High and low frequency electrode placement, Pt 2

More on electrode high and low frequency electrode pad placement, continuing where Part One left off. 
In fracture pain, for instance a rib fracture, there is often no need to establish the area containing nerves in the painful part of the skeleton. The electrodes should be placed around the pain site; high frequency usually brings relief for pain caused by rib fractures or vertebral compression.
In hip pain, one electrode should be placed at or around hip height, and the other in on the mid-outside of the thigh. High frequency is mostly used, and the color of the pin is irrelevant to its placement. 

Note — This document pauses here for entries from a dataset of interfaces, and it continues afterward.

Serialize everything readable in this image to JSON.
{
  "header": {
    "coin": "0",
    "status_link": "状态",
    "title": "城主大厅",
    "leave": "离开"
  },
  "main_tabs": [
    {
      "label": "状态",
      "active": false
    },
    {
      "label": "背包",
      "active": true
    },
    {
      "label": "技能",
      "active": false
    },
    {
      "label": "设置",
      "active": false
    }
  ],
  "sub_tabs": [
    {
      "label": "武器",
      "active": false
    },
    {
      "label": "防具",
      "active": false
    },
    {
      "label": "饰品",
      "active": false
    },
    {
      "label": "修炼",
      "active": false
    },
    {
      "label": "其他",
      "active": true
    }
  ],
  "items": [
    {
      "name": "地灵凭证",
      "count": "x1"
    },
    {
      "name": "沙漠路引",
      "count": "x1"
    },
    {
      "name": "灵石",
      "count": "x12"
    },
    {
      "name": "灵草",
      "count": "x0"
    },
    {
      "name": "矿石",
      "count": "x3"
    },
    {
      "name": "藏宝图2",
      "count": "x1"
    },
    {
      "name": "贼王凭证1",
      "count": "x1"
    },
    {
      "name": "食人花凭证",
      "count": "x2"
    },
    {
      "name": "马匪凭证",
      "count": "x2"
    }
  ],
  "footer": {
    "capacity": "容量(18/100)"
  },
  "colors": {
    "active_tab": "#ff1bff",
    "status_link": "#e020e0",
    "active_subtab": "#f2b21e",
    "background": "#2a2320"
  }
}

In knee pain, the electrodes are placed, using high frequency, on either side of the joint space in order to allow the knee to bend.

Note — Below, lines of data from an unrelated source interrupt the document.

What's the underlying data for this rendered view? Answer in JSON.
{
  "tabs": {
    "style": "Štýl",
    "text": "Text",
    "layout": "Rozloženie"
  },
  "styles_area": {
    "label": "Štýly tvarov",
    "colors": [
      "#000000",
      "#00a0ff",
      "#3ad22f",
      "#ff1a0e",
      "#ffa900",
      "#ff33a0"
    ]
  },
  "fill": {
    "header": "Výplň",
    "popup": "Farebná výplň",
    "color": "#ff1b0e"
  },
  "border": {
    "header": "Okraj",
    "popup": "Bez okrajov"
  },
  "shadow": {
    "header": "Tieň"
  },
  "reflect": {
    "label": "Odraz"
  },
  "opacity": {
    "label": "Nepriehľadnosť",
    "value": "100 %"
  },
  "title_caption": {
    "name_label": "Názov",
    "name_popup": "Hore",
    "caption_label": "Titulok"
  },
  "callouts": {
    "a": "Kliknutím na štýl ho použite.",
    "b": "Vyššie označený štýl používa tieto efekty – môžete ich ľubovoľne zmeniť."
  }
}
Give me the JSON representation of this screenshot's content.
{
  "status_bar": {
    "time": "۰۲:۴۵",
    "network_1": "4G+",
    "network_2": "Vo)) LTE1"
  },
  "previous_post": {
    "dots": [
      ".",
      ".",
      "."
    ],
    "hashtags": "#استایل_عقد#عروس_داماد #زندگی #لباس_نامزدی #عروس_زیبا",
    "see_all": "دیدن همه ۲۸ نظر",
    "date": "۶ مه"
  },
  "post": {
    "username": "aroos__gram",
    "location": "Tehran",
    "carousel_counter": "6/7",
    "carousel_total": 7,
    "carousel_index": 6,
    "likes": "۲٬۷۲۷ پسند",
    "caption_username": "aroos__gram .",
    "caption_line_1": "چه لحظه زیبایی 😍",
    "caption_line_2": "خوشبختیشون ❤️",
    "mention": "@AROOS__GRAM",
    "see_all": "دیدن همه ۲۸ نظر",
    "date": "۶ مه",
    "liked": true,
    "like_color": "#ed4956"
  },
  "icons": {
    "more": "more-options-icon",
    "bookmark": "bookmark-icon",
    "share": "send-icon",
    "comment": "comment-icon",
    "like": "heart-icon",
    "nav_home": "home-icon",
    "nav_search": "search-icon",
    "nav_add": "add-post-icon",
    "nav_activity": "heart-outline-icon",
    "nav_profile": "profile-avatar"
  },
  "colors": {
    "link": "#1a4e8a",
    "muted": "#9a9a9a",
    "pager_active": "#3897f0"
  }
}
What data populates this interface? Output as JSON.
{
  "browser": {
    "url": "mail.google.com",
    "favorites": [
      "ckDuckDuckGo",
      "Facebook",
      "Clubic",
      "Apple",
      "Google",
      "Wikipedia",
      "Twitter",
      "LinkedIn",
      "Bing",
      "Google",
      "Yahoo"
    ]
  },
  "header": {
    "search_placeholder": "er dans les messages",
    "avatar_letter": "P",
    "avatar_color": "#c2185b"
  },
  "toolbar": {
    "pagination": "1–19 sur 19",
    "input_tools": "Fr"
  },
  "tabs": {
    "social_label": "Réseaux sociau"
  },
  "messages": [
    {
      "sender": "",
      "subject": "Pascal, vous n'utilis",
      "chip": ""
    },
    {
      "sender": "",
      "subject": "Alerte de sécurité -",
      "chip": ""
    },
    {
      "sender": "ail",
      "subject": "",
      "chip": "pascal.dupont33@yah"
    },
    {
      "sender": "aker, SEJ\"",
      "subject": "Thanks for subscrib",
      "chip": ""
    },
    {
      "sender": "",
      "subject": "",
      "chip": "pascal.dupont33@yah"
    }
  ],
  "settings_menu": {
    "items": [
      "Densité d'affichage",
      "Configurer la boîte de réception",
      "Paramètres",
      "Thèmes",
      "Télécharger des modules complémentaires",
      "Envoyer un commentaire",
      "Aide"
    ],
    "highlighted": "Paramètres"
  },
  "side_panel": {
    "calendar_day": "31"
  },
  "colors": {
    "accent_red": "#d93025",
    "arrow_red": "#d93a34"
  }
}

In muscle pain, which frequently occurs in the neck and scapular (pertaining to the shoulders) areas, where trigger points and extra-sensitive areas may be found. Electrodes are placed over the painful site, if possible on the tender points. For low frequency intrascapular radiation (between the shoulders), it is recommended to use two sets of electrodes.
In afterpains (cramplike pains caused by contraction of the uterus after childbirth), high frequency electrode placement in the pain is advised, either on the back or stomach, or both. 
In pubic symphysis pain (caused by pelvis misalignment and linked to pregnancy and childbirth), electrodes are placed in the painful area, in the first lumbar vertebra in the groin, or over the sacroiliac joint in the back, but not over the symphysis (the joint that bridges the left and right pubic bones). Use high frequency. 
In labor pain, the sacral region is usually affected, but can be relieved with large electrodes like the 4’’ x 6’’ butterfly foam pads. In addition, place two electrodes on the back and a further two over the hips (down towards the groin), in order to preempt pain moving forward or down, as is it wont to do later on in the delivery. Use high frequency, and do not connect electrodes over the uterus.
In menstrual pain, electrode pads are placed in the painful site, either on the back or the stomach, or both, using high frequency. Acute ischemic pain may warrant the use of high intensity stimulation, which consists of high-frequency stimulation with very high amplitude for a short period of 60 seconds. 
In angina pectoris, the electrodes are placed on the painful area regardless of where the red and black pins go, using high frequency. Like in menstrual pain, high intensity stimulation may be used for acute ischemic pain.